    I would point at Florida as a reasonable example of this – partly due to the limited government Constitution of 1968 (which limits taxes and borrowing) and partly because of the beliefs of the people – a Cuban immigrant may seem to share nothing with a “Redneck” or “Cracker” (not race, not language, not culture, nor religion, not a common history or kinship), but they share a hatred of “Progressive” politics and its logical endpoint – Marxism.

    Of course Prime Minister Orban takes more of an Ancient Greek (specifically Athenian) view of this matter than I do – to him the common culture and history are incredibly important, and nothing can really substitute if they are lacking.

    This makes Mr Orban more, rather than less, of a classical democrat than I am.

  • Rudolph Hucker

    @Paul Marks

    By the way in case anyone is wondering how someone like William Gates reconciles their Collectivist politics with being a massive private landowner – the solution is simple, he sees himself as a steward for “the community”

    I realise you are quoting Gates (& Co), but it may be useful to clarify one thing : Does “the community” mean “our community” in the sense most of know? Like the friends we know, and the people we know in our own neighbourhoods, and the local shops? (some of which are just about still in business)

    I have a sneaking suspicion that the answer is NO.

    The “Gates community” is no ordinary community. This is a “WEF” community, that flies around in private jets, that owns the charitable foundations and the trust funds in tax havens. That own the shell companies that own large chunks of the shares in the corporations that help policy makers “guide” the politicians.

  • bobby b

    Shlomo Maistre
    August 15, 2021 at 2:31 pm

    “These elections are indirectly destroying western civilization.”

    I think you confuse cause and effect.

    Elections are the foundation of Western civ.

    We The Voters are just doing a supremely poor job of making informed decisions that are based on something other than ignorant fashion.

    If your company has a bad CEO, you don’t abolish the position.
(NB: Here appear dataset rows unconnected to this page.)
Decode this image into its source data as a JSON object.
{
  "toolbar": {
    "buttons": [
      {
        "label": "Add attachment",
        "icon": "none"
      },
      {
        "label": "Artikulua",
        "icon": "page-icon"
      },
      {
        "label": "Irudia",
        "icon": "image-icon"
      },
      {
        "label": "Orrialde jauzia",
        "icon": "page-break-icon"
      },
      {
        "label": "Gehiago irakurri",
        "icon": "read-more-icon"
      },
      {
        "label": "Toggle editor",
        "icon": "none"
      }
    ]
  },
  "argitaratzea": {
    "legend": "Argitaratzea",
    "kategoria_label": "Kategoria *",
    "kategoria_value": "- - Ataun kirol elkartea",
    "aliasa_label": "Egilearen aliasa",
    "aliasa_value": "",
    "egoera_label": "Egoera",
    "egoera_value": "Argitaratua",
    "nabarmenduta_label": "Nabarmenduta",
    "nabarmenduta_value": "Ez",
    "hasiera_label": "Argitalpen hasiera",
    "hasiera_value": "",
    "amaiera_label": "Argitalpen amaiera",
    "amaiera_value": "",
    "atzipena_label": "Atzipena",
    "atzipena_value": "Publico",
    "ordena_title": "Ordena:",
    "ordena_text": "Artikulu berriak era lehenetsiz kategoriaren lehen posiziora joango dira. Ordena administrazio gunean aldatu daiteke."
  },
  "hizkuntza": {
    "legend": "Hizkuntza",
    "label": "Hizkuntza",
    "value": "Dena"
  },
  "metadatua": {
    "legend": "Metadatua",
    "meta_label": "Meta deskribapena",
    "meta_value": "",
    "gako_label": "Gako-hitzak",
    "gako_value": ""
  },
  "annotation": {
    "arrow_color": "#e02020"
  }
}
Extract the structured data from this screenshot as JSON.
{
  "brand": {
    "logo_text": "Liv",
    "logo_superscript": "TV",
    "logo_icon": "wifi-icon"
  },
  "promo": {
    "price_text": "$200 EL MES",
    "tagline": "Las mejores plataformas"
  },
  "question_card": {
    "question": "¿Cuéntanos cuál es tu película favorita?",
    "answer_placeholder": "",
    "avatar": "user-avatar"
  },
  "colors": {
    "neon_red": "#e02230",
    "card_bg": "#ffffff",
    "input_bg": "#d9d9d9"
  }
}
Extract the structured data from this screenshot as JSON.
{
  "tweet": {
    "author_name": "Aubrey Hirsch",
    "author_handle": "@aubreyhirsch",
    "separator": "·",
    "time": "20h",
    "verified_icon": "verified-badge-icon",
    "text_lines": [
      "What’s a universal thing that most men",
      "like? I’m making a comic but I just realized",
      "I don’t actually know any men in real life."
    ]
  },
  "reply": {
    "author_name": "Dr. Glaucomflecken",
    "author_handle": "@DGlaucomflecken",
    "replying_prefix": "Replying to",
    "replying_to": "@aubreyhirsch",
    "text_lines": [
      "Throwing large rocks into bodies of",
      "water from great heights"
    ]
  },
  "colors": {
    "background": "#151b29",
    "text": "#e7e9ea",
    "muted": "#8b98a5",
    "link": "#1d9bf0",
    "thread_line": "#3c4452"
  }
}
You fill it more competently. We ought not abolish elections. We need to make voters more informed, and thus more competent. Most under-30’s view socialism as desirable. We paid for their education but failed to supervise it.